EXTRACTED MATERIAL:
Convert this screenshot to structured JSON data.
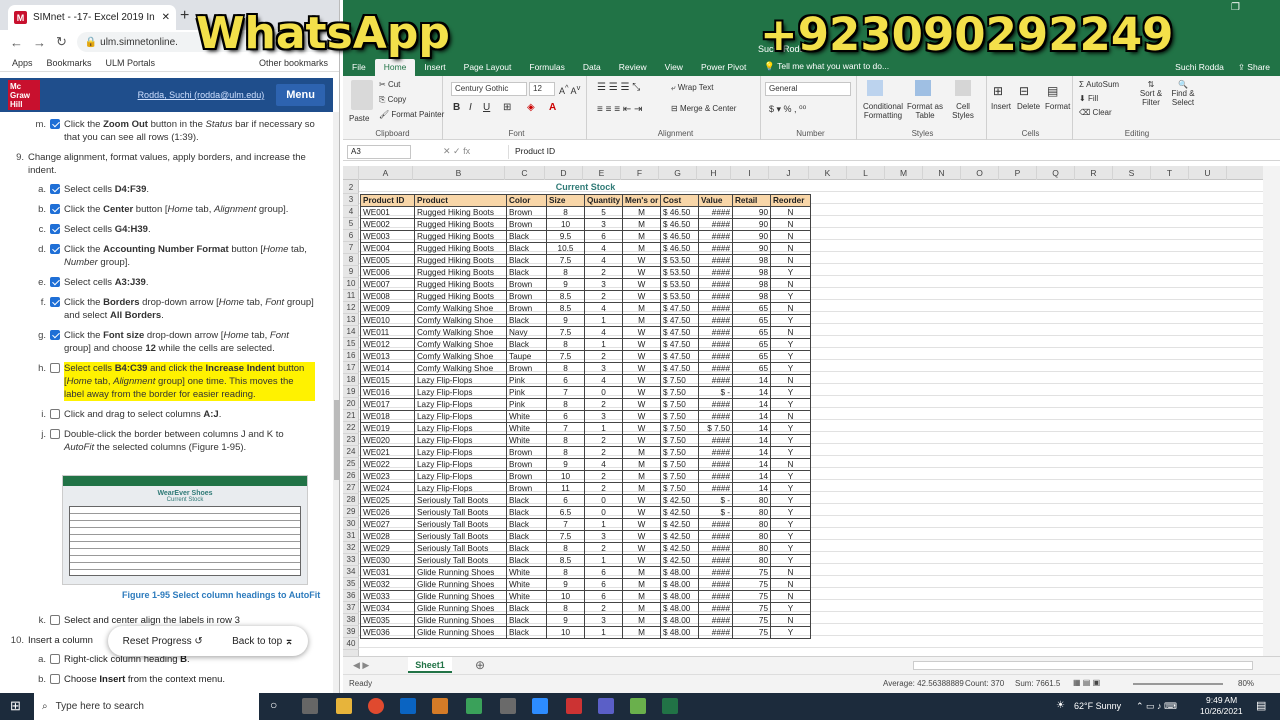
{
  "overlay": {
    "whatsapp": "WhatsApp",
    "phone": "+923090292249"
  },
  "browser": {
    "tab_title": "SIMnet - -17- Excel 2019 In Prac",
    "url": "ulm.simnetonline.",
    "bookmarks": [
      "Apps",
      "Bookmarks",
      "ULM Portals",
      "Other bookmarks"
    ],
    "logo": "Mc Graw Hill",
    "user": "Rodda, Suchi (rodda@ulm.edu)",
    "menu": "Menu",
    "thumb_title": "WearEver Shoes",
    "thumb_sub": "Current Stock",
    "caption": "Figure 1-95 Select column headings to AutoFit",
    "reset": "Reset Progress",
    "back": "Back to top"
  },
  "steps": [
    {
      "kind": "sub",
      "letter": "m.",
      "checked": true,
      "html": "Click the <b>Zoom Out</b> button in the <i>Status</i> bar if necessary so that you can see all rows (1:39)."
    },
    {
      "kind": "num",
      "letter": "9.",
      "html": "Change alignment, format values, apply borders, and increase the indent."
    },
    {
      "kind": "sub",
      "letter": "a.",
      "checked": true,
      "html": "Select cells <b>D4:F39</b>."
    },
    {
      "kind": "sub",
      "letter": "b.",
      "checked": true,
      "html": "Click the <b>Center</b> button [<i>Home</i> tab, <i>Alignment</i> group]."
    },
    {
      "kind": "sub",
      "letter": "c.",
      "checked": true,
      "html": "Select cells <b>G4:H39</b>."
    },
    {
      "kind": "sub",
      "letter": "d.",
      "checked": true,
      "html": "Click the <b>Accounting Number Format</b> button [<i>Home</i> tab, <i>Number</i> group]."
    },
    {
      "kind": "sub",
      "letter": "e.",
      "checked": true,
      "html": "Select cells <b>A3:J39</b>."
    },
    {
      "kind": "sub",
      "letter": "f.",
      "checked": true,
      "html": "Click the <b>Borders</b> drop-down arrow [<i>Home</i> tab, <i>Font</i> group] and select <b>All Borders</b>."
    },
    {
      "kind": "sub",
      "letter": "g.",
      "checked": true,
      "html": "Click the <b>Font size</b> drop-down arrow [<i>Home</i> tab, <i>Font</i> group] and choose <b>12</b> while the cells are selected."
    },
    {
      "kind": "sub",
      "letter": "h.",
      "checked": false,
      "highlight": true,
      "html": "Select cells <b>B4:C39</b> and click the <b>Increase Indent</b> button [<i>Home</i> tab, <i>Alignment</i> group] one time. This moves the label away from the border for easier reading."
    },
    {
      "kind": "sub",
      "letter": "i.",
      "checked": false,
      "html": "Click and drag to select columns <b>A:J</b>."
    },
    {
      "kind": "sub",
      "letter": "j.",
      "checked": false,
      "html": "Double-click the border between columns J and K to <i>AutoFit</i> the selected columns (Figure 1-95)."
    }
  ],
  "steps_after": [
    {
      "kind": "sub",
      "letter": "k.",
      "checked": false,
      "html": "Select and center align the labels in row 3"
    },
    {
      "kind": "num",
      "letter": "10.",
      "html": "Insert a column"
    },
    {
      "kind": "sub",
      "letter": "a.",
      "checked": false,
      "html": "Right-click column heading <b>B</b>."
    },
    {
      "kind": "sub",
      "letter": "b.",
      "checked": false,
      "html": "Choose <b>Insert</b> from the context menu."
    }
  ],
  "excel": {
    "title": "Suchi Rodda",
    "tabs": [
      "File",
      "Home",
      "Insert",
      "Page Layout",
      "Formulas",
      "Data",
      "Review",
      "View",
      "Power Pivot"
    ],
    "tell_me": "Tell me what you want to do...",
    "user": "Suchi Rodda",
    "share": "Share",
    "ribbon": {
      "cut": "Cut",
      "copy": "Copy",
      "format_painter": "Format Painter",
      "paste": "Paste",
      "clipboard": "Clipboard",
      "font": "Century Gothic",
      "size": "12",
      "font_label": "Font",
      "wrap": "Wrap Text",
      "merge": "Merge & Center",
      "alignment": "Alignment",
      "numfmt": "General",
      "number": "Number",
      "cond": "Conditional Formatting",
      "fmt_table": "Format as Table",
      "cell_styles": "Cell Styles",
      "styles": "Styles",
      "insert": "Insert",
      "delete": "Delete",
      "format": "Format",
      "cells": "Cells",
      "autosum": "AutoSum",
      "fill": "Fill",
      "clear": "Clear",
      "sort": "Sort & Filter",
      "find": "Find & Select",
      "editing": "Editing"
    },
    "namebox": "A3",
    "formula": "Product ID",
    "columns": [
      "A",
      "B",
      "C",
      "D",
      "E",
      "F",
      "G",
      "H",
      "I",
      "J",
      "K",
      "L",
      "M",
      "N",
      "O",
      "P",
      "Q",
      "R",
      "S",
      "T",
      "U"
    ],
    "sheet_title": "Current Stock",
    "headers": [
      "Product ID",
      "Product",
      "Color",
      "Size",
      "Quantity",
      "Men's or",
      "Cost",
      "Value",
      "Retail",
      "Reorder"
    ],
    "rows": [
      [
        "WE001",
        "Rugged Hiking Boots",
        "Brown",
        "8",
        "5",
        "M",
        "$ 46.50",
        "####",
        "90",
        "N"
      ],
      [
        "WE002",
        "Rugged Hiking Boots",
        "Brown",
        "10",
        "3",
        "M",
        "$ 46.50",
        "####",
        "90",
        "N"
      ],
      [
        "WE003",
        "Rugged Hiking Boots",
        "Black",
        "9.5",
        "6",
        "M",
        "$ 46.50",
        "####",
        "90",
        "N"
      ],
      [
        "WE004",
        "Rugged Hiking Boots",
        "Black",
        "10.5",
        "4",
        "M",
        "$ 46.50",
        "####",
        "90",
        "N"
      ],
      [
        "WE005",
        "Rugged Hiking Boots",
        "Black",
        "7.5",
        "4",
        "W",
        "$ 53.50",
        "####",
        "98",
        "N"
      ],
      [
        "WE006",
        "Rugged Hiking Boots",
        "Black",
        "8",
        "2",
        "W",
        "$ 53.50",
        "####",
        "98",
        "Y"
      ],
      [
        "WE007",
        "Rugged Hiking Boots",
        "Brown",
        "9",
        "3",
        "W",
        "$ 53.50",
        "####",
        "98",
        "N"
      ],
      [
        "WE008",
        "Rugged Hiking Boots",
        "Brown",
        "8.5",
        "2",
        "W",
        "$ 53.50",
        "####",
        "98",
        "Y"
      ],
      [
        "WE009",
        "Comfy Walking Shoe",
        "Brown",
        "8.5",
        "4",
        "M",
        "$ 47.50",
        "####",
        "65",
        "N"
      ],
      [
        "WE010",
        "Comfy Walking Shoe",
        "Black",
        "9",
        "1",
        "M",
        "$ 47.50",
        "####",
        "65",
        "Y"
      ],
      [
        "WE011",
        "Comfy Walking Shoe",
        "Navy",
        "7.5",
        "4",
        "W",
        "$ 47.50",
        "####",
        "65",
        "N"
      ],
      [
        "WE012",
        "Comfy Walking Shoe",
        "Black",
        "8",
        "1",
        "W",
        "$ 47.50",
        "####",
        "65",
        "Y"
      ],
      [
        "WE013",
        "Comfy Walking Shoe",
        "Taupe",
        "7.5",
        "2",
        "W",
        "$ 47.50",
        "####",
        "65",
        "Y"
      ],
      [
        "WE014",
        "Comfy Walking Shoe",
        "Brown",
        "8",
        "3",
        "W",
        "$ 47.50",
        "####",
        "65",
        "Y"
      ],
      [
        "WE015",
        "Lazy Flip-Flops",
        "Pink",
        "6",
        "4",
        "W",
        "$ 7.50",
        "####",
        "14",
        "N"
      ],
      [
        "WE016",
        "Lazy Flip-Flops",
        "Pink",
        "7",
        "0",
        "W",
        "$ 7.50",
        "$ -",
        "14",
        "Y"
      ],
      [
        "WE017",
        "Lazy Flip-Flops",
        "Pink",
        "8",
        "2",
        "W",
        "$ 7.50",
        "####",
        "14",
        "Y"
      ],
      [
        "WE018",
        "Lazy Flip-Flops",
        "White",
        "6",
        "3",
        "W",
        "$ 7.50",
        "####",
        "14",
        "N"
      ],
      [
        "WE019",
        "Lazy Flip-Flops",
        "White",
        "7",
        "1",
        "W",
        "$ 7.50",
        "$ 7.50",
        "14",
        "Y"
      ],
      [
        "WE020",
        "Lazy Flip-Flops",
        "White",
        "8",
        "2",
        "W",
        "$ 7.50",
        "####",
        "14",
        "Y"
      ],
      [
        "WE021",
        "Lazy Flip-Flops",
        "Brown",
        "8",
        "2",
        "M",
        "$ 7.50",
        "####",
        "14",
        "Y"
      ],
      [
        "WE022",
        "Lazy Flip-Flops",
        "Brown",
        "9",
        "4",
        "M",
        "$ 7.50",
        "####",
        "14",
        "N"
      ],
      [
        "WE023",
        "Lazy Flip-Flops",
        "Brown",
        "10",
        "2",
        "M",
        "$ 7.50",
        "####",
        "14",
        "Y"
      ],
      [
        "WE024",
        "Lazy Flip-Flops",
        "Brown",
        "11",
        "2",
        "M",
        "$ 7.50",
        "####",
        "14",
        "Y"
      ],
      [
        "WE025",
        "Seriously Tall Boots",
        "Black",
        "6",
        "0",
        "W",
        "$ 42.50",
        "$ -",
        "80",
        "Y"
      ],
      [
        "WE026",
        "Seriously Tall Boots",
        "Black",
        "6.5",
        "0",
        "W",
        "$ 42.50",
        "$ -",
        "80",
        "Y"
      ],
      [
        "WE027",
        "Seriously Tall Boots",
        "Black",
        "7",
        "1",
        "W",
        "$ 42.50",
        "####",
        "80",
        "Y"
      ],
      [
        "WE028",
        "Seriously Tall Boots",
        "Black",
        "7.5",
        "3",
        "W",
        "$ 42.50",
        "####",
        "80",
        "Y"
      ],
      [
        "WE029",
        "Seriously Tall Boots",
        "Black",
        "8",
        "2",
        "W",
        "$ 42.50",
        "####",
        "80",
        "Y"
      ],
      [
        "WE030",
        "Seriously Tall Boots",
        "Black",
        "8.5",
        "1",
        "W",
        "$ 42.50",
        "####",
        "80",
        "Y"
      ],
      [
        "WE031",
        "Glide Running Shoes",
        "White",
        "8",
        "6",
        "M",
        "$ 48.00",
        "####",
        "75",
        "N"
      ],
      [
        "WE032",
        "Glide Running Shoes",
        "White",
        "9",
        "6",
        "M",
        "$ 48.00",
        "####",
        "75",
        "N"
      ],
      [
        "WE033",
        "Glide Running Shoes",
        "White",
        "10",
        "6",
        "M",
        "$ 48.00",
        "####",
        "75",
        "N"
      ],
      [
        "WE034",
        "Glide Running Shoes",
        "Black",
        "8",
        "2",
        "M",
        "$ 48.00",
        "####",
        "75",
        "Y"
      ],
      [
        "WE035",
        "Glide Running Shoes",
        "Black",
        "9",
        "3",
        "M",
        "$ 48.00",
        "####",
        "75",
        "N"
      ],
      [
        "WE036",
        "Glide Running Shoes",
        "Black",
        "10",
        "1",
        "M",
        "$ 48.00",
        "####",
        "75",
        "Y"
      ]
    ],
    "sheet_tab": "Sheet1",
    "status": {
      "ready": "Ready",
      "average": "Average: 42.56388889",
      "count": "Count: 370",
      "sum": "Sum: 7661.5",
      "zoom": "80%"
    }
  },
  "taskbar": {
    "search": "Type here to search",
    "weather": "62°F  Sunny",
    "time": "9:49 AM",
    "date": "10/26/2021"
  }
}
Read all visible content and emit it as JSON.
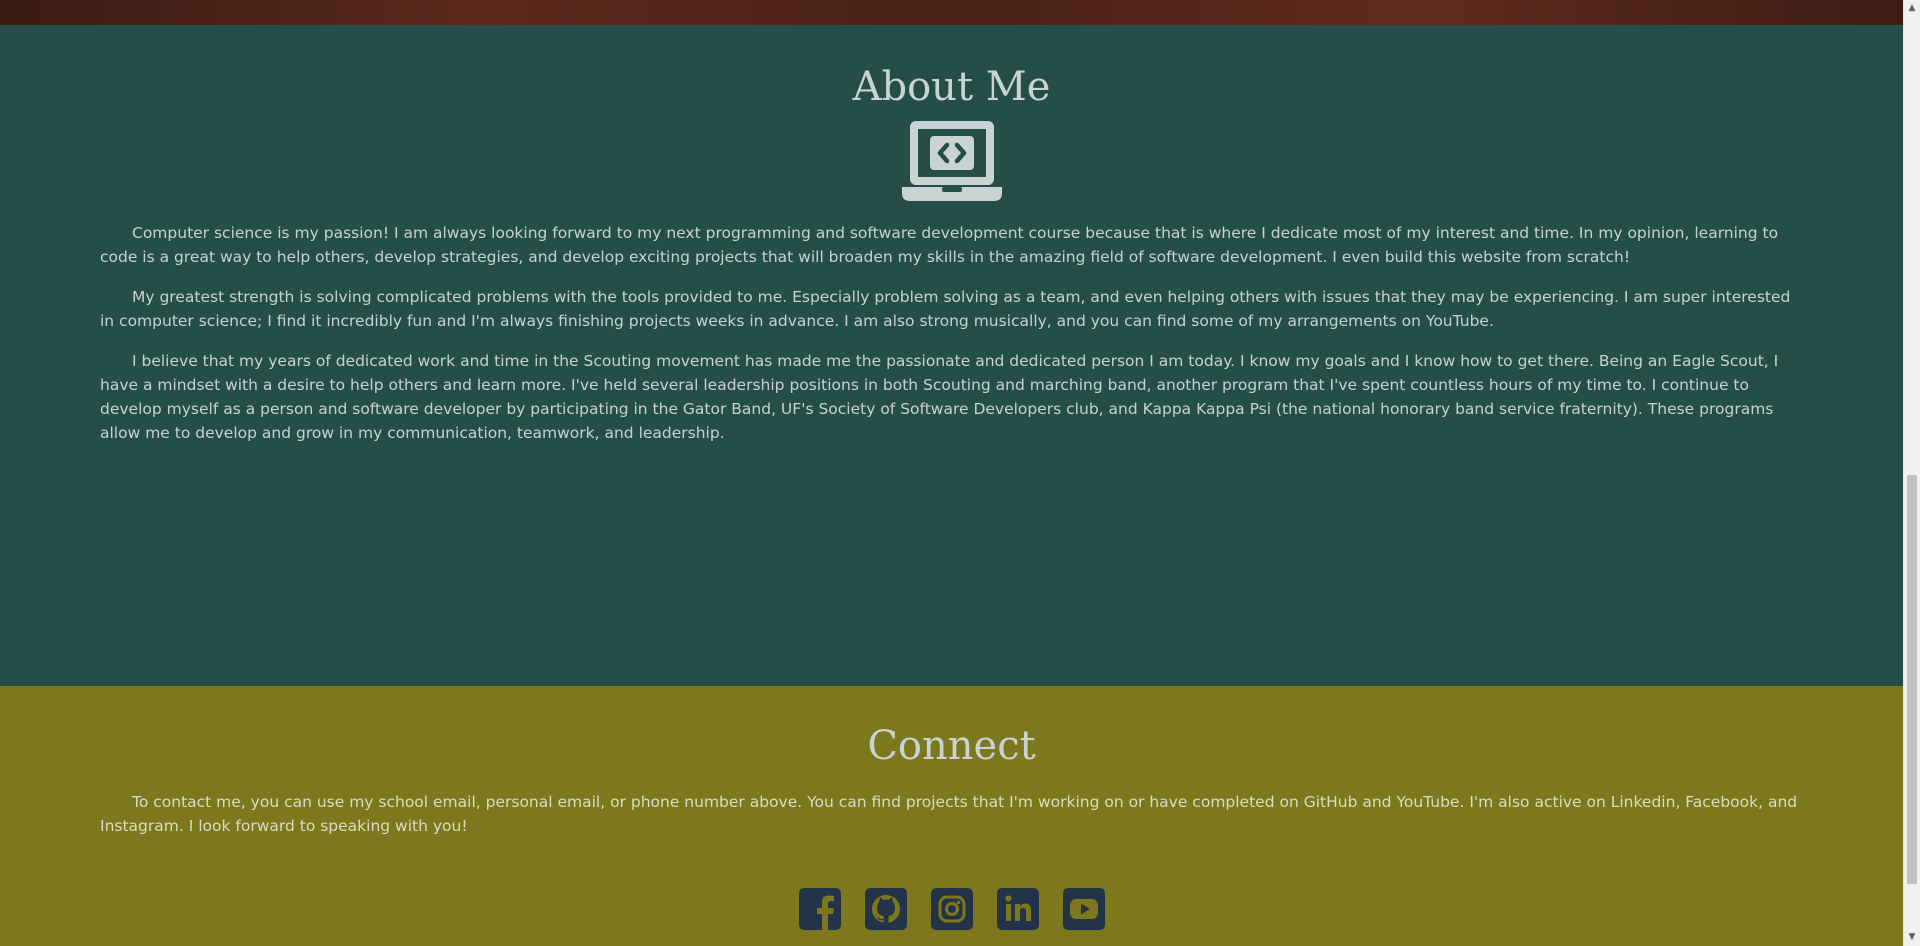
{
  "about": {
    "title": "About Me",
    "icon": "laptop-code-icon",
    "paragraphs": [
      "Computer science is my passion! I am always looking forward to my next programming and software development course because that is where I dedicate most of my interest and time. In my opinion, learning to code is a great way to help others, develop strategies, and develop exciting projects that will broaden my skills in the amazing field of software development. I even build this website from scratch!",
      "My greatest strength is solving complicated problems with the tools provided to me. Especially problem solving as a team, and even helping others with issues that they may be experiencing. I am super interested in computer science; I find it incredibly fun and I'm always finishing projects weeks in advance. I am also strong musically, and you can find some of my arrangements on YouTube.",
      "I believe that my years of dedicated work and time in the Scouting movement has made me the passionate and dedicated person I am today. I know my goals and I know how to get there. Being an Eagle Scout, I have a mindset with a desire to help others and learn more. I've held several leadership positions in both Scouting and marching band, another program that I've spent countless hours of my time to. I continue to develop myself as a person and software developer by participating in the Gator Band, UF's Society of Software Developers club, and Kappa Kappa Psi (the national honorary band service fraternity). These programs allow me to develop and grow in my communication, teamwork, and leadership."
    ]
  },
  "connect": {
    "title": "Connect",
    "paragraph": "To contact me, you can use my school email, personal email, or phone number above. You can find projects that I'm working on or have completed on GitHub and YouTube. I'm also active on Linkedin, Facebook, and Instagram. I look forward to speaking with you!",
    "social_icons": [
      "facebook-icon",
      "github-icon",
      "instagram-icon",
      "linkedin-icon",
      "youtube-icon"
    ]
  },
  "colors": {
    "about_bg": "#264e48",
    "connect_bg": "#7d771d",
    "icon_color": "#c9d4d2",
    "social_color": "#243448"
  },
  "scrollbar": {
    "up_arrow": "▲",
    "down_arrow": "▼"
  }
}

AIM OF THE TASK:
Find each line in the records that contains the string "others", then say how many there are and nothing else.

ANSWER TO THIS PROBLEM:
3